**Given entries**.
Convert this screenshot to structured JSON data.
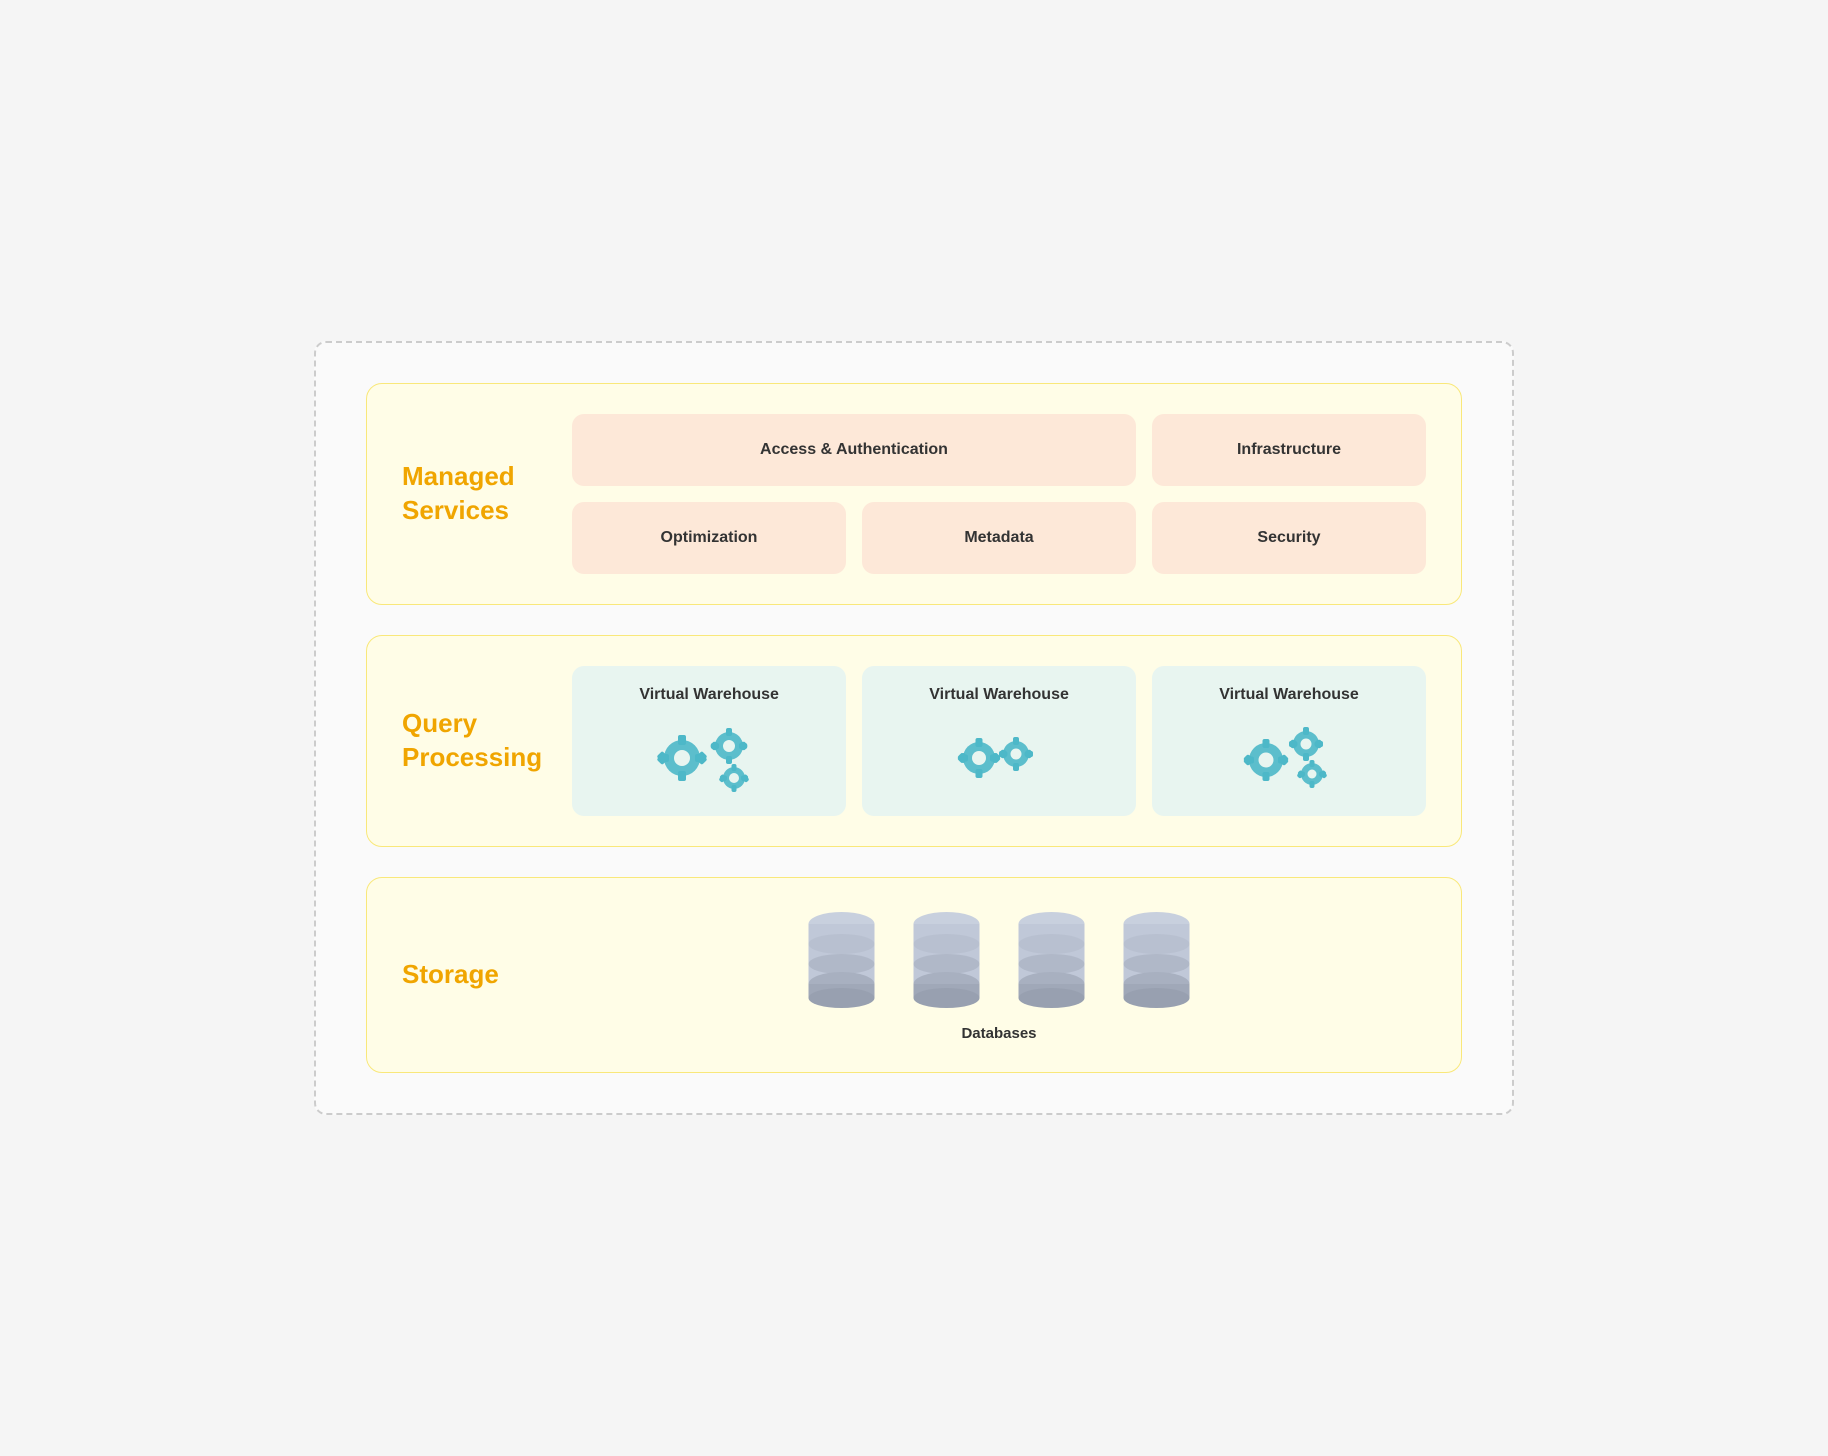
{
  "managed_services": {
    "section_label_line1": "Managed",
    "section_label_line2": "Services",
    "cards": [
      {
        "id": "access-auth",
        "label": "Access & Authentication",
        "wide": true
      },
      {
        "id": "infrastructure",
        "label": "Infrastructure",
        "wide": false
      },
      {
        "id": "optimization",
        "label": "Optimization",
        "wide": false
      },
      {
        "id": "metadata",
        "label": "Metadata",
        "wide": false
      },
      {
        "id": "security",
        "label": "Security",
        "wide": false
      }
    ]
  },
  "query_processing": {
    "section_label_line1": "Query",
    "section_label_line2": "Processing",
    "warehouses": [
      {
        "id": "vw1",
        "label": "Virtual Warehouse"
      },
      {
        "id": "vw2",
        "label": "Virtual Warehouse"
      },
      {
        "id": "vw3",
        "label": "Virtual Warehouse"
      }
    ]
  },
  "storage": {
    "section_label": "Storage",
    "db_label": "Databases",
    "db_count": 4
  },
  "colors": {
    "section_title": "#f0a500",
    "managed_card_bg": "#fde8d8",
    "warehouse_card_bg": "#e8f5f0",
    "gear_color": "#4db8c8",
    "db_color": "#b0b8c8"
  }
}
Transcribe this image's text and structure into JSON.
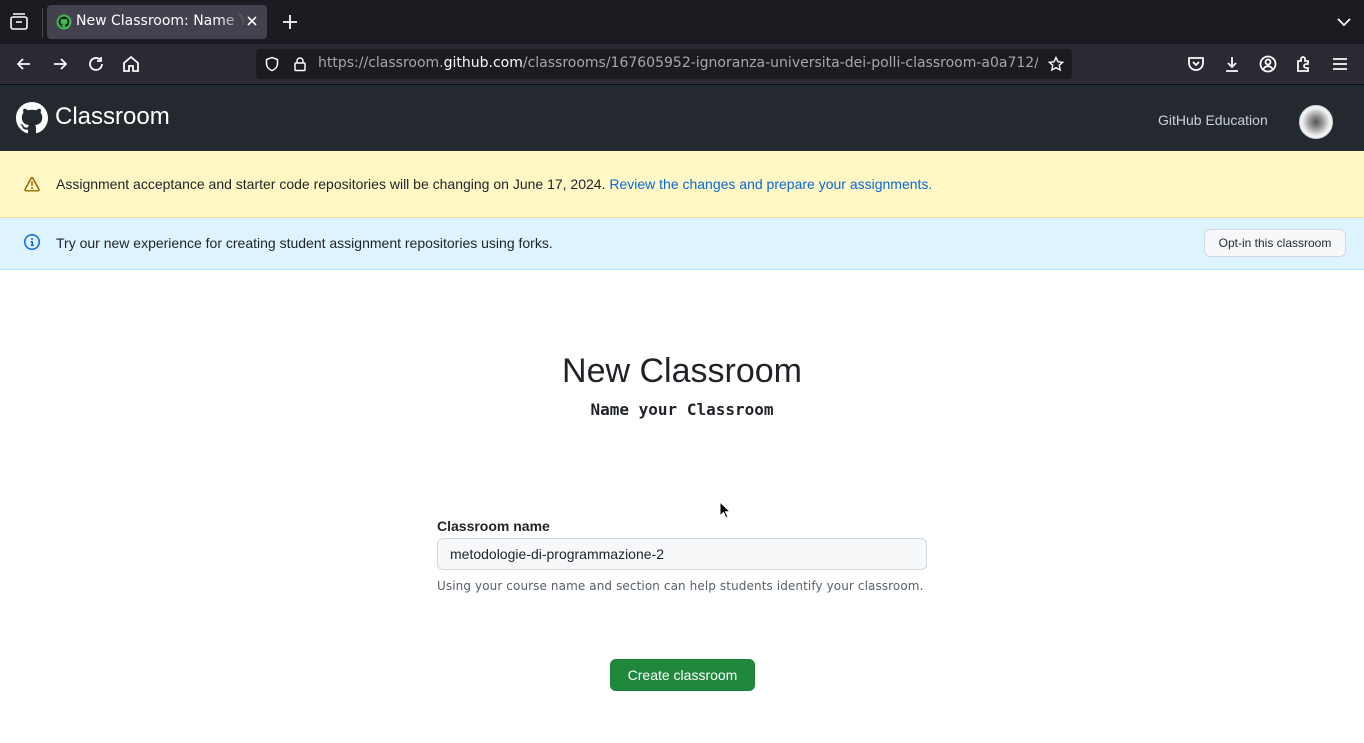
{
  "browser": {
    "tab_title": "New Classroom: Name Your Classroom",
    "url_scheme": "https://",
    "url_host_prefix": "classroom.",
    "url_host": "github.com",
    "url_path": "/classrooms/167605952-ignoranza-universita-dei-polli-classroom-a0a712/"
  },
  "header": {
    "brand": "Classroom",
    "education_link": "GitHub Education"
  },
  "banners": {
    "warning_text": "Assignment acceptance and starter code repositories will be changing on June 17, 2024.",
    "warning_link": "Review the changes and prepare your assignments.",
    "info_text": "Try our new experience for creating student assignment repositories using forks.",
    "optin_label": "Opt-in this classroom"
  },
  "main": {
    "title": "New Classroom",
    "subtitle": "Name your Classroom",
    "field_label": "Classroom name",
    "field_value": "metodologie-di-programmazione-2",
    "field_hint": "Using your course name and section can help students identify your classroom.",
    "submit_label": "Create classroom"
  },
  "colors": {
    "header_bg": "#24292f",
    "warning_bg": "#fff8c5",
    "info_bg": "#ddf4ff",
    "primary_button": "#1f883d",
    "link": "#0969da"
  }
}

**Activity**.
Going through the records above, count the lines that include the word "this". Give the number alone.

**Answer to the problem**.
3